Try it -
Scan the records below for lines with the word "JSON", then state how many you find and nothing else.

(Dataset items)
------------------------------------
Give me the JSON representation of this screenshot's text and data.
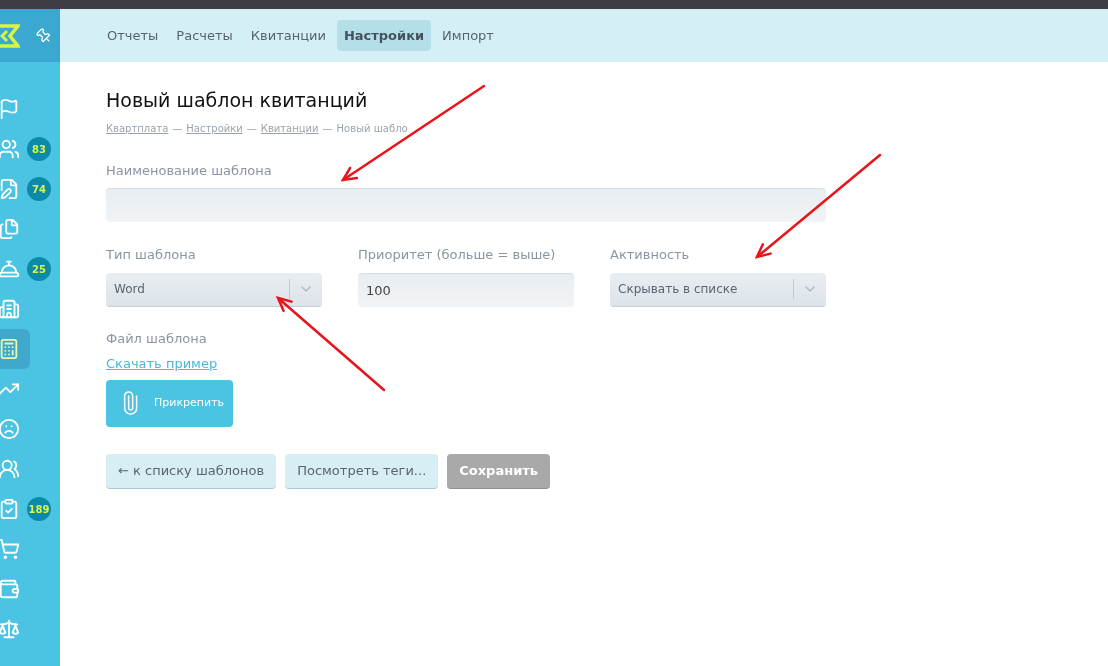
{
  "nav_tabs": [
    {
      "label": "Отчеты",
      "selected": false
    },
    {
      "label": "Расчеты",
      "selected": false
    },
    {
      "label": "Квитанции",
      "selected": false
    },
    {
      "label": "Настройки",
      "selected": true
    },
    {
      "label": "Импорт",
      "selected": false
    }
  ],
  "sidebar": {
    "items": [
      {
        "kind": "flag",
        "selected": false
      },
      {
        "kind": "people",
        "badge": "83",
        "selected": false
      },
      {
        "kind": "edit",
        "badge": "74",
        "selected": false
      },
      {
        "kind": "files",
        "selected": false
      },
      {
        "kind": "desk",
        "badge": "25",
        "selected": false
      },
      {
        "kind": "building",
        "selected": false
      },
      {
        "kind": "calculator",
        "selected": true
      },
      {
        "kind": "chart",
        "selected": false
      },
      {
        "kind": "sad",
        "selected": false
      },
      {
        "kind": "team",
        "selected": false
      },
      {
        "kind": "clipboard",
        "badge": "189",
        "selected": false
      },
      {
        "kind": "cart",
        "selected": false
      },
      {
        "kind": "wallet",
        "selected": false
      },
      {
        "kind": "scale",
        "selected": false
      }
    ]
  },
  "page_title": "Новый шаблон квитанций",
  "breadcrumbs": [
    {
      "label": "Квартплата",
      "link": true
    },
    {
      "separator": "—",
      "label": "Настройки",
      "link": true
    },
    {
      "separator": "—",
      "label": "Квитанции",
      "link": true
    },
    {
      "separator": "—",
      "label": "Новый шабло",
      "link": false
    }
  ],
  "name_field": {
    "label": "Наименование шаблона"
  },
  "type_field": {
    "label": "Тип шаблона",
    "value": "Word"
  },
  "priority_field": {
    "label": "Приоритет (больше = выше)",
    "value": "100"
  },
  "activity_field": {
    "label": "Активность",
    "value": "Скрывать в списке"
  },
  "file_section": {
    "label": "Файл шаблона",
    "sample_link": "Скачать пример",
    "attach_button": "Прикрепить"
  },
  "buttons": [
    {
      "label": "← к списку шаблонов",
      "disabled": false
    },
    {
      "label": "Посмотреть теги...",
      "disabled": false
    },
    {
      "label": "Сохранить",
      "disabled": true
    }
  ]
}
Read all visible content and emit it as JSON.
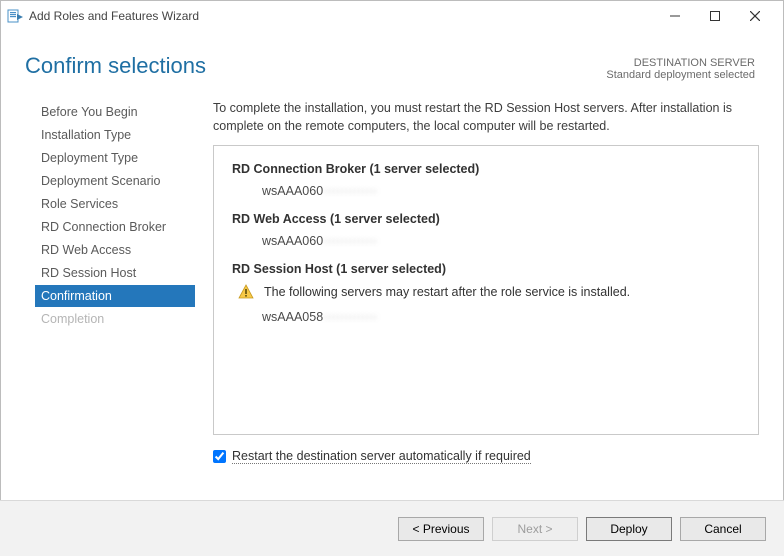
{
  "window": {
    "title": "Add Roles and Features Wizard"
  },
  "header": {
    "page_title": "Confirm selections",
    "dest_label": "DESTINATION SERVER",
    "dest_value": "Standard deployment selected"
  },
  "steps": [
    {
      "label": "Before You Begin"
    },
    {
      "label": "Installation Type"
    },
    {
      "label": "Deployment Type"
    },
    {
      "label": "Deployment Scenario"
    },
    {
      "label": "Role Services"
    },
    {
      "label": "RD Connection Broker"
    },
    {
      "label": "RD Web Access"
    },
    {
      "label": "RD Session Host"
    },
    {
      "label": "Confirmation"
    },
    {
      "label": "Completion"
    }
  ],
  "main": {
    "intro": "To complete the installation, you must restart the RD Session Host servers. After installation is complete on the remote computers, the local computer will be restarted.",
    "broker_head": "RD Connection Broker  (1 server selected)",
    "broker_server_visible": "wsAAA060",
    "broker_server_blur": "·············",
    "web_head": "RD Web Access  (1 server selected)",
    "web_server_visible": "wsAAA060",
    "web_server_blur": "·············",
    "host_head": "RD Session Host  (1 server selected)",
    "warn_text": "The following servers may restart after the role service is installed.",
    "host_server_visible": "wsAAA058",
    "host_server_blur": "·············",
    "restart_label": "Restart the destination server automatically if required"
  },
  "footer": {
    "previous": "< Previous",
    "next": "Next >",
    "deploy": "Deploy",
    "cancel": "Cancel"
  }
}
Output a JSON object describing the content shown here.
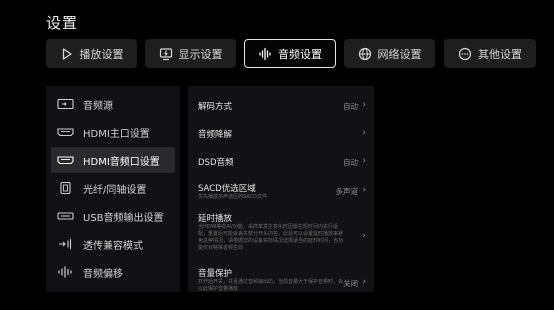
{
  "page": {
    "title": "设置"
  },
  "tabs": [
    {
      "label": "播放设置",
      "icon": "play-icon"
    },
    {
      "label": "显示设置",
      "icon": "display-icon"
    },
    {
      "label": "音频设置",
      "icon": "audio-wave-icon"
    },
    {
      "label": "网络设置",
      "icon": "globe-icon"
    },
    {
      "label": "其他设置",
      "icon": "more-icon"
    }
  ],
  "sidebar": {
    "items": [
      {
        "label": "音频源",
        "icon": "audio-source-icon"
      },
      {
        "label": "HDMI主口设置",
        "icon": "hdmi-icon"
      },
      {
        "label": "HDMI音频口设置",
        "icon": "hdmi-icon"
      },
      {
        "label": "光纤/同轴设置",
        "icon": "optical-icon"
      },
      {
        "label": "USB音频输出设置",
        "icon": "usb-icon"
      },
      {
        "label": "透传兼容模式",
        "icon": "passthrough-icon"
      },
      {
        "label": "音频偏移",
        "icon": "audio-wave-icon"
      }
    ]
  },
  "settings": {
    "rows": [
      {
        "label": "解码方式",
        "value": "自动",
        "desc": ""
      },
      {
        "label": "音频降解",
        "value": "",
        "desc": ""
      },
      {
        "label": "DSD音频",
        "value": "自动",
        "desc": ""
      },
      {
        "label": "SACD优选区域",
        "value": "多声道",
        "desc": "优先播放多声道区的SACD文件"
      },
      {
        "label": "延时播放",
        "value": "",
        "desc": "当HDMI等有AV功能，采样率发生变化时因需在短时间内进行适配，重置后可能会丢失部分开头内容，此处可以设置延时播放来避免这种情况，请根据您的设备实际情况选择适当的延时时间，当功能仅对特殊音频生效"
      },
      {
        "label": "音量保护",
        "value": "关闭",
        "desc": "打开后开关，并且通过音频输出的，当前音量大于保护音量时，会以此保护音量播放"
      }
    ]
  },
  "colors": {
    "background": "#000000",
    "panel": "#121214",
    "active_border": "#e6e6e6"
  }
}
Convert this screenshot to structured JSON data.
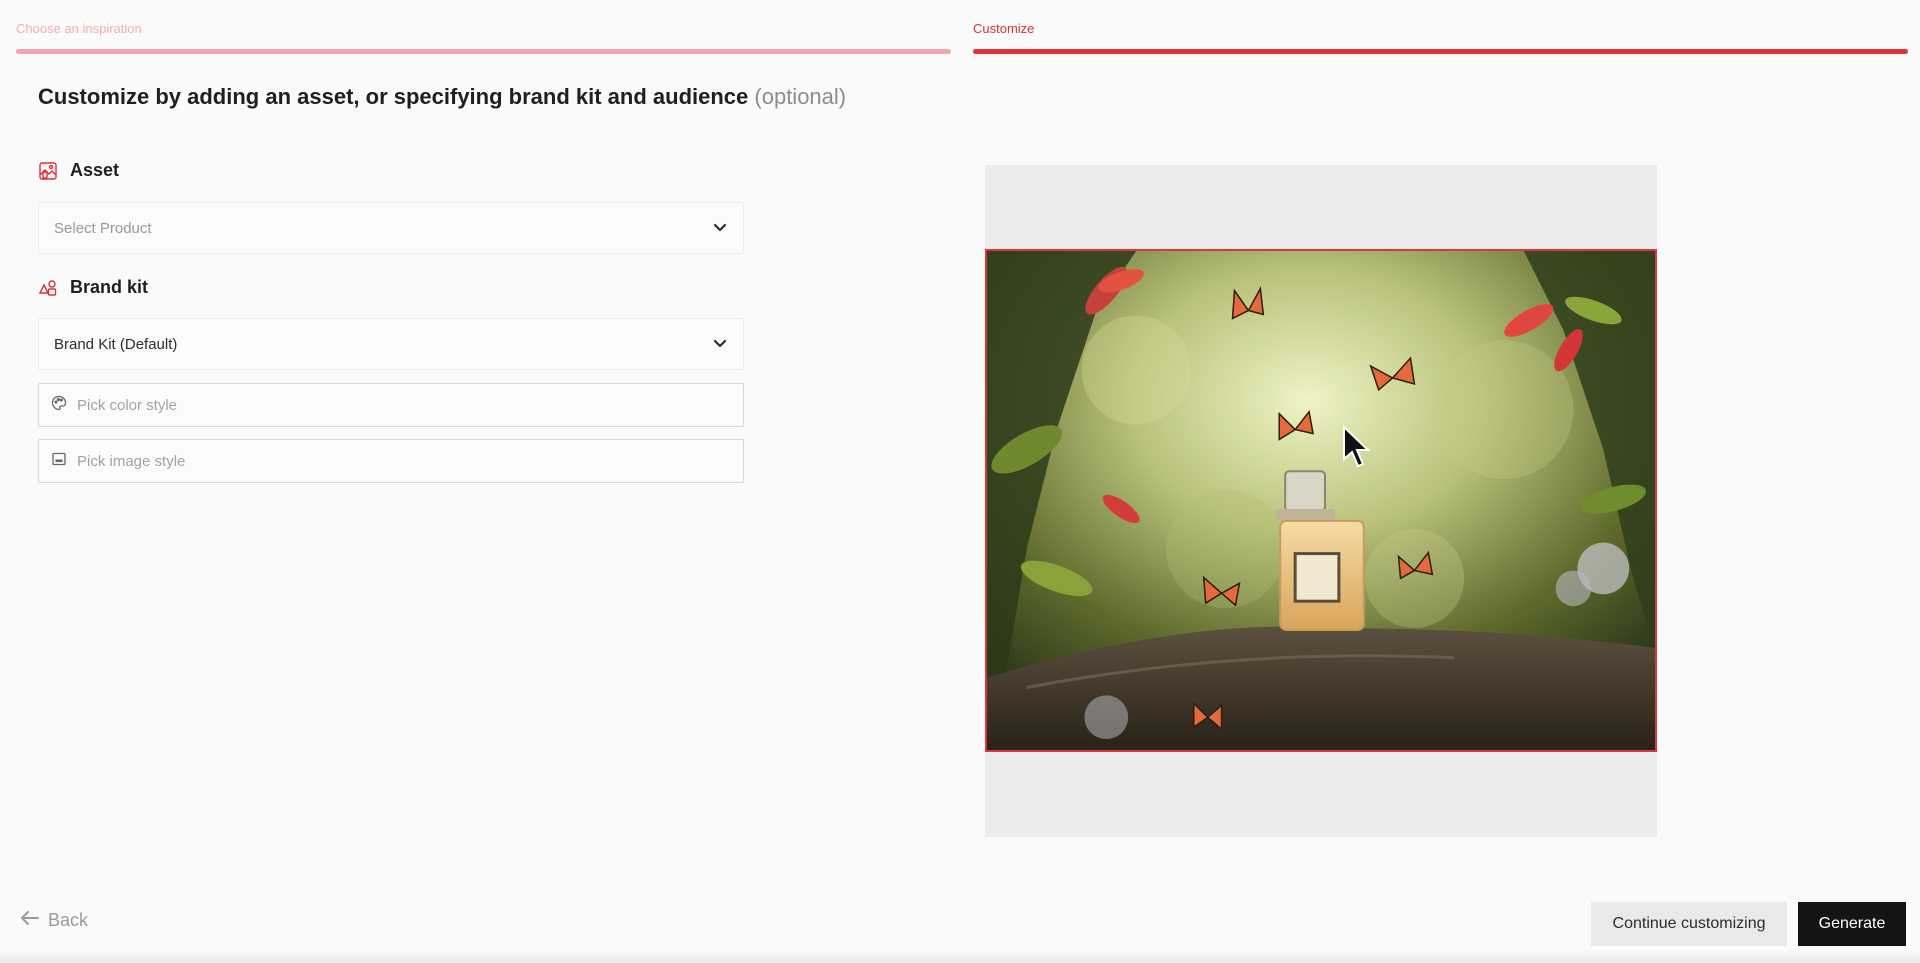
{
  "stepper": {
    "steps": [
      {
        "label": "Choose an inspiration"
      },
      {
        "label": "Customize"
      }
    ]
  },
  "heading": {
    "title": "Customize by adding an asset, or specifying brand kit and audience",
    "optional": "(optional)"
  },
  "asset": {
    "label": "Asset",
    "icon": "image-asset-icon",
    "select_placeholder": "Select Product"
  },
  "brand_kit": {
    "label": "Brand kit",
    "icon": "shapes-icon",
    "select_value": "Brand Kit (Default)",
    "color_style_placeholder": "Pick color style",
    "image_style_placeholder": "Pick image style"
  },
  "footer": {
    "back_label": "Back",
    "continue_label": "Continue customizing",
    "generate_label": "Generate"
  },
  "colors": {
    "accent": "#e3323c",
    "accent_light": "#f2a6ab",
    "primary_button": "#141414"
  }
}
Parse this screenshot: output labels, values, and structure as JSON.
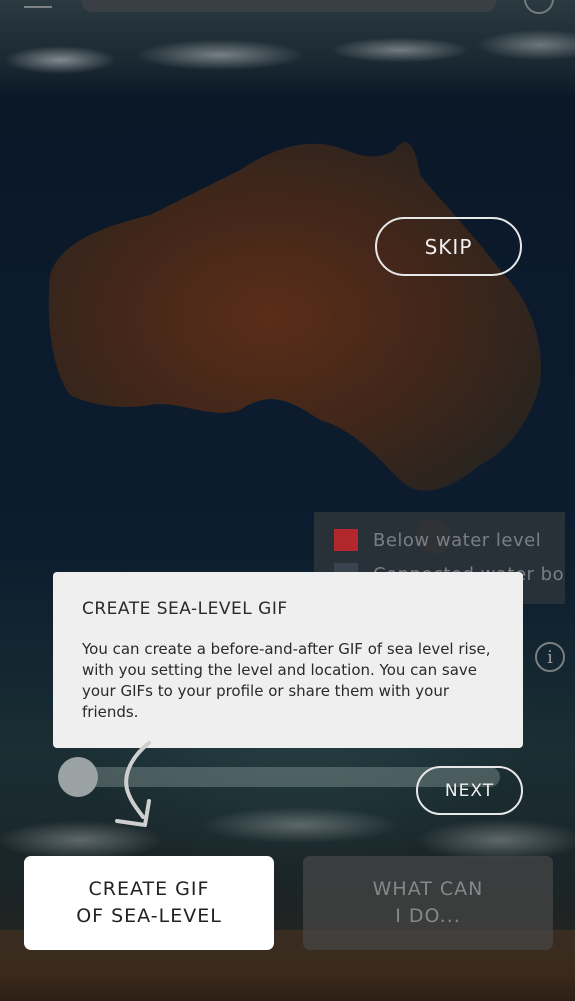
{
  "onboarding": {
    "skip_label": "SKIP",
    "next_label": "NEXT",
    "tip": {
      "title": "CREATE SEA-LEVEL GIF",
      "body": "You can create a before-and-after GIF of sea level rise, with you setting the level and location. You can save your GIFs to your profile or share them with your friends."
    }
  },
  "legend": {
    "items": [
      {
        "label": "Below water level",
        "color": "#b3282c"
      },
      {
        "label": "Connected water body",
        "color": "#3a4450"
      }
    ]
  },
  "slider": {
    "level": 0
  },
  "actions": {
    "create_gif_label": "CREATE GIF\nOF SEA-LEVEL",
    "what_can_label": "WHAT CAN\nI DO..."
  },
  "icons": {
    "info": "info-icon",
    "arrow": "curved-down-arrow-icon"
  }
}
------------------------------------
Task result -
5